Empirical Support for the Theory
Findings clearly shows an empirical sustenance for the theory. Delinquent behaviour is essentially a group behaviour and cannot occur in isolation from a group. According to Moon, Hwang, & McCluskey (2008), there are some ways that groups use to enter into delinquent behaviours. Furthermore, delinquent behaviours can be said to be genetically directed learning function which is achieved through constant associations with delinquents who are within personal groups that are intimate. In addition, delinquent behaviour is said to occur after a successful induction into a criminal group or after a group is formed. Most delinquents tend to associate with other delinquents as well as participating in delinquent activities which are seen as a way of conforming to the group’s ideologies. Differential theory of association hypothesis seems to hold that duration; variation in frequency, priority as well as the intensity of direct association with delinquent patterns of behaviour tends to account for delinquent behaviours (Moon, Hwang, & McCluskey, 2008). However, the homophile hypothesis is of the view that one is most likely to select those whose behaviours and value are similar to them so as to form friendships.
Policy Implications of Differential Association Theory
The implications posed by differential association theory are cantered on the fact that an individual has to associate themselves so as to acquire delinquent behaviours. This theory further predicts the ability of a person to choose a criminal path where they will get more satisfaction from breaking the law rather than from abiding by the same law (Hall, 2011). Furthermore, this tendency is likely to be reinforced if this cultural association is deemed to provide active people in this person’s life (Hall, 2011). In addition, if these people are considered as belonging to a higher status, the probability of sticking with the group is further improved. Here the individual will acquire the training on techniques needed to commit crimes. The government need to emphasize the importance of parents spending more time with their children as well as putting children in undertakings with good children.
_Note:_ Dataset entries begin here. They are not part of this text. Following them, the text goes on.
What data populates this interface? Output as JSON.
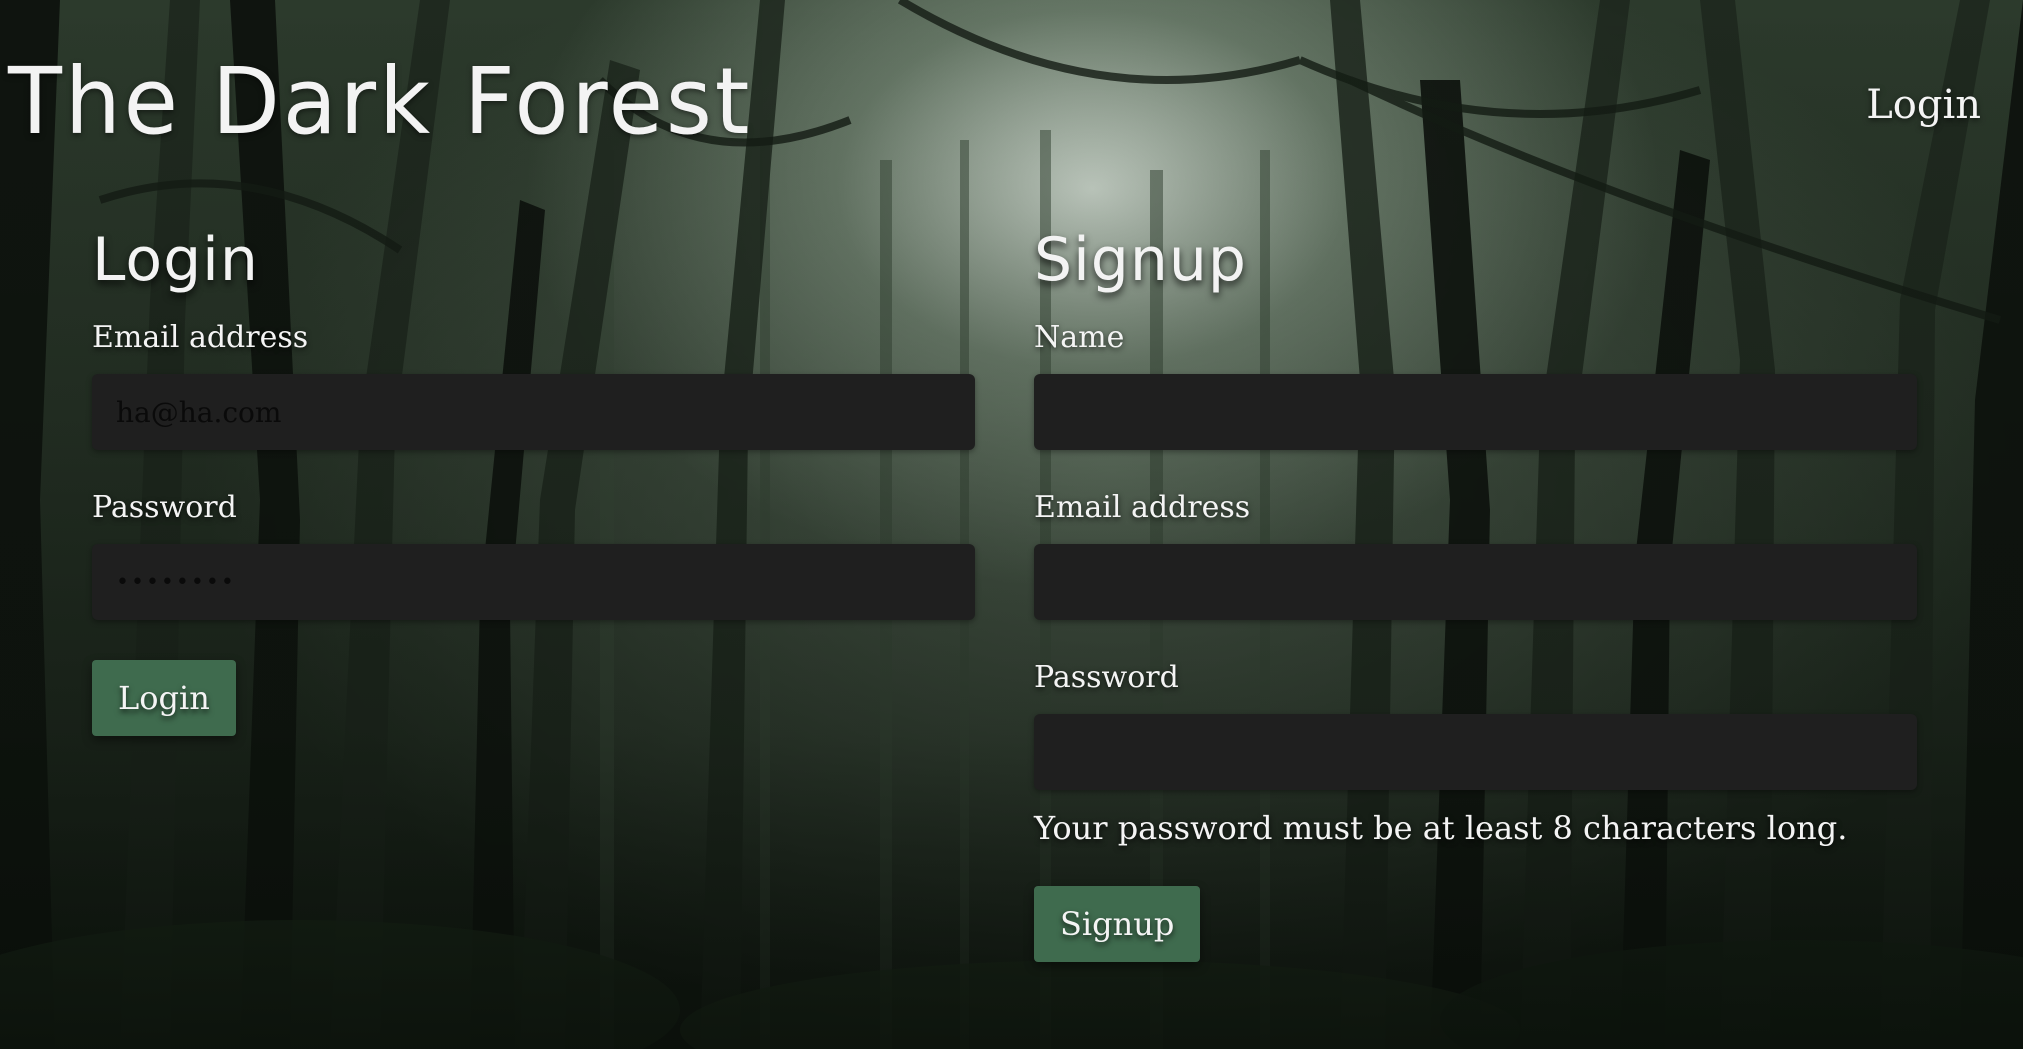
{
  "header": {
    "title": "The Dark Forest",
    "nav_login": "Login"
  },
  "login": {
    "title": "Login",
    "email_label": "Email address",
    "email_value": "ha@ha.com",
    "password_label": "Password",
    "password_value": "••••••••",
    "button_label": "Login"
  },
  "signup": {
    "title": "Signup",
    "name_label": "Name",
    "name_value": "",
    "email_label": "Email address",
    "email_value": "",
    "password_label": "Password",
    "password_value": "",
    "help_text": "Your password must be at least 8 characters long.",
    "button_label": "Signup"
  },
  "colors": {
    "button_bg": "#3f6b4e",
    "input_bg": "#1f1f1f",
    "text": "#f4f4f4"
  }
}
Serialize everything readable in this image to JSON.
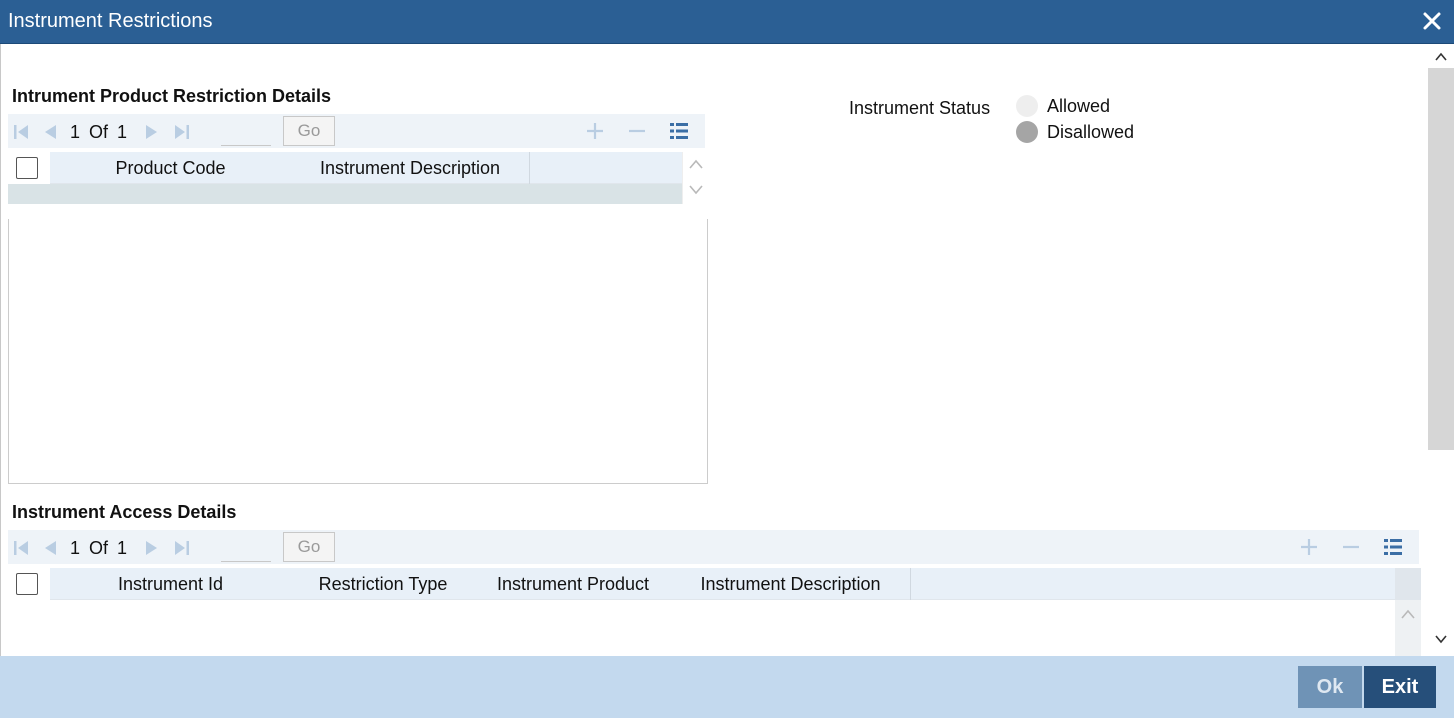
{
  "window": {
    "title": "Instrument Restrictions",
    "close_icon": "close-icon"
  },
  "section1": {
    "title": "Intrument Product Restriction Details",
    "pager": {
      "current": "1",
      "of_label": "Of",
      "total": "1",
      "go_label": "Go",
      "page_input": ""
    },
    "columns": [
      "Product Code",
      "Instrument Description"
    ]
  },
  "status": {
    "label": "Instrument Status",
    "options": [
      {
        "label": "Allowed",
        "selected": false
      },
      {
        "label": "Disallowed",
        "selected": true
      }
    ]
  },
  "section2": {
    "title": "Instrument Access Details",
    "pager": {
      "current": "1",
      "of_label": "Of",
      "total": "1",
      "go_label": "Go",
      "page_input": ""
    },
    "columns": [
      "Instrument Id",
      "Restriction Type",
      "Instrument Product",
      "Instrument Description"
    ]
  },
  "footer": {
    "ok_label": "Ok",
    "exit_label": "Exit"
  },
  "colors": {
    "titlebar": "#2b5f94",
    "footer": "#c3d9ee",
    "exit": "#264f7a",
    "ok": "#6f93b6"
  }
}
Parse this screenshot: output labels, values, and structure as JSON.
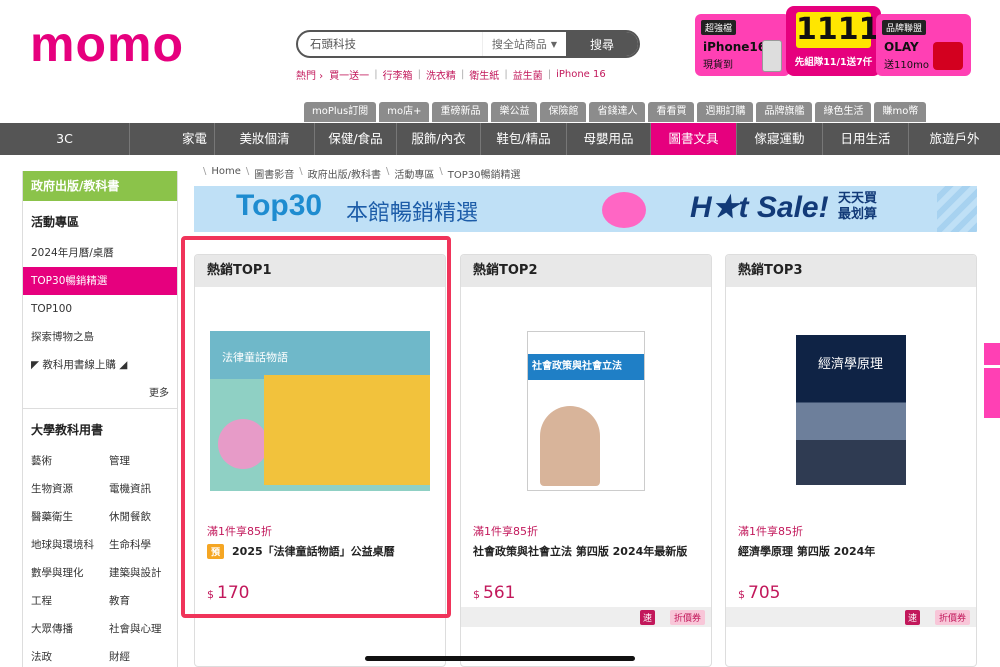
{
  "header": {
    "logo": "momo",
    "search": {
      "value": "石頭科技",
      "scope": "搜全站商品",
      "button": "搜尋"
    },
    "hot": {
      "label": "熱門 ›",
      "links": [
        "買一送一",
        "行李箱",
        "洗衣精",
        "衛生紙",
        "益生菌",
        "iPhone 16"
      ]
    },
    "promos": [
      {
        "tag": "超強檔",
        "title": "iPhone16",
        "sub": "現貨到"
      },
      {
        "big": "1111",
        "sub": "先組隊11/1送7仟"
      },
      {
        "tag": "品牌聯盟",
        "title": "OLAY",
        "sub": "送110mo"
      }
    ]
  },
  "subtabs": [
    "moPlus訂閱",
    "mo店+",
    "重磅新品",
    "樂公益",
    "保險館",
    "省錢達人",
    "看看買",
    "週期訂購",
    "品牌旗艦",
    "綠色生活",
    "賺mo幣"
  ],
  "mainnav": {
    "items": [
      "3C",
      "家電",
      "美妝個清",
      "保健/食品",
      "服飾/內衣",
      "鞋包/精品",
      "母嬰用品",
      "圖書文具",
      "傢寢運動",
      "日用生活",
      "旅遊戶外"
    ],
    "active_index": 7
  },
  "sidebar": {
    "header": "政府出版/教科書",
    "group1": "活動專區",
    "items": [
      "2024年月曆/桌曆",
      "TOP30暢銷精選",
      "TOP100",
      "探索博物之島",
      "◤ 教科用書線上購 ◢"
    ],
    "active": "TOP30暢銷精選",
    "more": "更多",
    "group2": "大學教科用書",
    "grid": [
      "藝術",
      "管理",
      "生物資源",
      "電機資訊",
      "醫藥衛生",
      "休閒餐飲",
      "地球與環境科",
      "生命科學",
      "數學與理化",
      "建築與設計",
      "工程",
      "教育",
      "大眾傳播",
      "社會與心理",
      "法政",
      "財經"
    ]
  },
  "breadcrumb": [
    "Home",
    "圖書影音",
    "政府出版/教科書",
    "活動專區",
    "TOP30暢銷精選"
  ],
  "banner": {
    "top30": "Top30",
    "subtitle": "本館暢銷精選",
    "hot": "H★t Sale!",
    "brand_line1": "天天買",
    "brand_line2": "最划算"
  },
  "products": [
    {
      "rank": "熱銷TOP1",
      "promo": "滿1件享85折",
      "badge": "預",
      "name": "2025「法律童話物語」公益桌曆",
      "currency": "$",
      "price": "170",
      "cover_title": "法律童話物語"
    },
    {
      "rank": "熱銷TOP2",
      "promo": "滿1件享85折",
      "name": "社會政策與社會立法 第四版 2024年最新版",
      "currency": "$",
      "price": "561",
      "cover_title": "社會政策與社會立法",
      "fast": "速",
      "coupon": "折價券"
    },
    {
      "rank": "熱銷TOP3",
      "promo": "滿1件享85折",
      "name": "經濟學原理 第四版 2024年",
      "currency": "$",
      "price": "705",
      "cover_title": "經濟學原理",
      "fast": "速",
      "coupon": "折價券"
    }
  ],
  "colors": {
    "brand": "#e6007e",
    "nav": "#555555",
    "sidebar_head": "#8bc34a",
    "highlight": "#f0345a"
  }
}
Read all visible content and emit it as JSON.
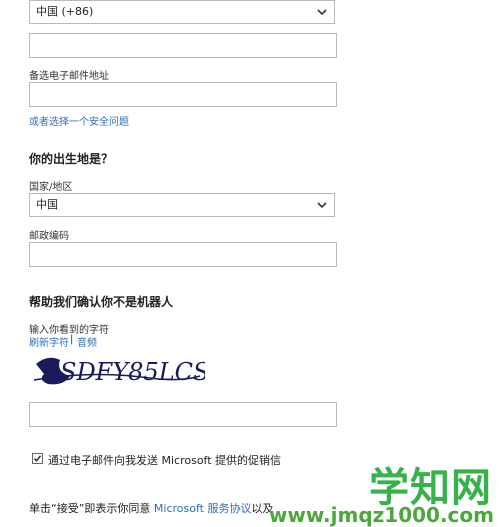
{
  "country_code_select": {
    "value": "中国 (+86)"
  },
  "alt_email": {
    "label": "备选电子邮件地址",
    "value": ""
  },
  "security_question_link": "或者选择一个安全问题",
  "birthplace": {
    "heading": "你的出生地是？",
    "country_label": "国家/地区",
    "country_value": "中国",
    "postal_label": "邮政编码"
  },
  "captcha": {
    "heading": "帮助我们确认你不是机器人",
    "prompt": "输入你看到的字符",
    "refresh_link": "刷新字符",
    "separator": "|",
    "audio_link": "音频",
    "image_text": "SDFY85LCS"
  },
  "promo_checkbox": {
    "checked": true,
    "label": "通过电子邮件向我发送 Microsoft 提供的促销信"
  },
  "terms": {
    "prefix": "单击“接受”即表示你同意 ",
    "link": "Microsoft 服务协议",
    "suffix": "以及"
  },
  "watermark": {
    "text": "学知网",
    "url": "www.jmqz1000.com"
  },
  "colors": {
    "link": "#2f6fb9",
    "watermark": "#35b34a"
  }
}
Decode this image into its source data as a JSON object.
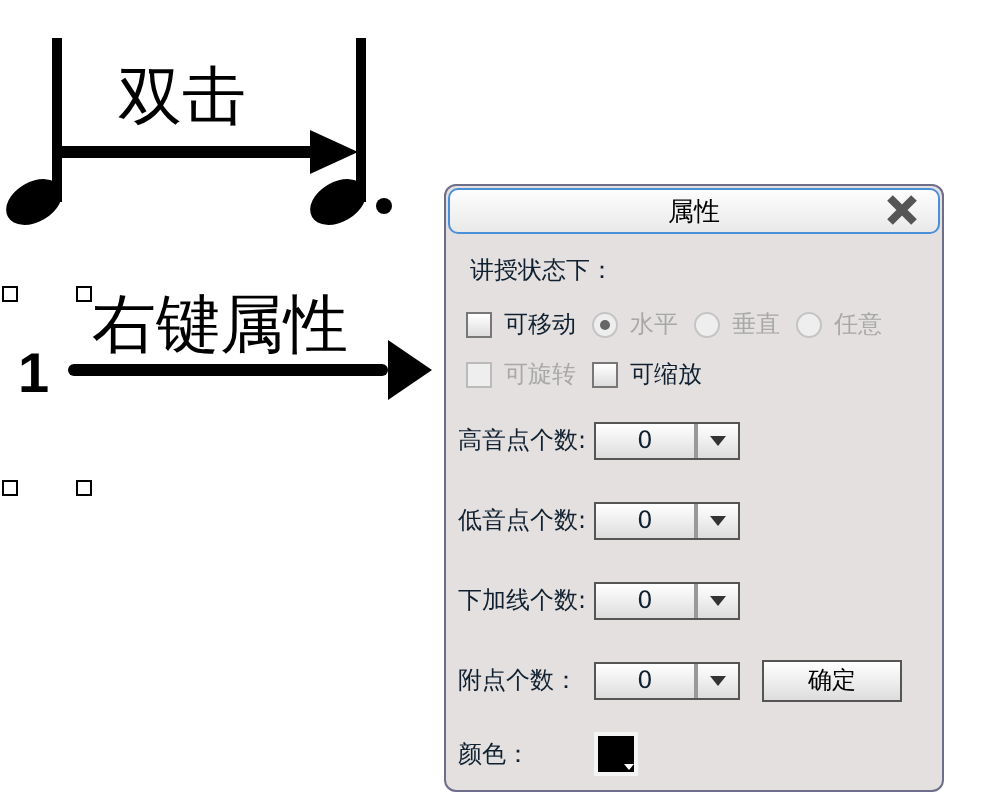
{
  "canvas": {
    "annotations": [
      {
        "label": "双击"
      },
      {
        "label": "右键属性"
      }
    ],
    "digit": "1"
  },
  "dialog": {
    "title": "属性",
    "section_label": "讲授状态下：",
    "options": [
      [
        {
          "kind": "checkbox",
          "label": "可移动",
          "checked": false,
          "disabled": false
        },
        {
          "kind": "radio",
          "label": "水平",
          "selected": true,
          "disabled": true
        },
        {
          "kind": "radio",
          "label": "垂直",
          "selected": false,
          "disabled": true
        },
        {
          "kind": "radio",
          "label": "任意",
          "selected": false,
          "disabled": true
        }
      ],
      [
        {
          "kind": "checkbox",
          "label": "可旋转",
          "checked": false,
          "disabled": true
        },
        {
          "kind": "checkbox",
          "label": "可缩放",
          "checked": false,
          "disabled": false
        }
      ]
    ],
    "fields": [
      {
        "label": "高音点个数:",
        "value": "0"
      },
      {
        "label": "低音点个数:",
        "value": "0"
      },
      {
        "label": "下加线个数:",
        "value": "0"
      },
      {
        "label": "附点个数：",
        "value": "0",
        "button": "确定"
      }
    ],
    "color_label": "颜色：",
    "color": "#000000"
  }
}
In conclusion, differential association theory is a very critical theory which explains the importance of unions in forming and propagating delinquent behaviours. The research by Church II, Wharton and Taylor (2009) openly proves that individuals tend to associate themselves with criminal elements if the atmosphere in their environment is not conducive enough to support acceptable behaviours. It is, therefore, important for these children to have positive role models who will exhibit acceptable behaviours to them. The models will help them achieve a positive self –image which will be vital in helping them resist the trappings of delinquent behaviours.
Church II, T. W., Wharton, T. & Taylor, J. K. (2009). An Examination of Differential Association and Social Control Theory: Family Systems and Delinquency. Youth Violence and Juvenile Justice, 7 (1), 3-15.
Hall, E. (2011). Crimminological theory and implication on public policy. Criminology & Justice. Retrieved on 13 April 2017, from http://criminologyjust.blogspot.co.ke/2012/10/criminological-theory-and-implications.html.
Moon, B., Hwang, H. & McCluskey, J. D. (2008). Empirical Test of a General Theory of Crime, Differential Association Theory, and General Strain Theory. Crime and Delinquency, 57 (6), 827 – 855.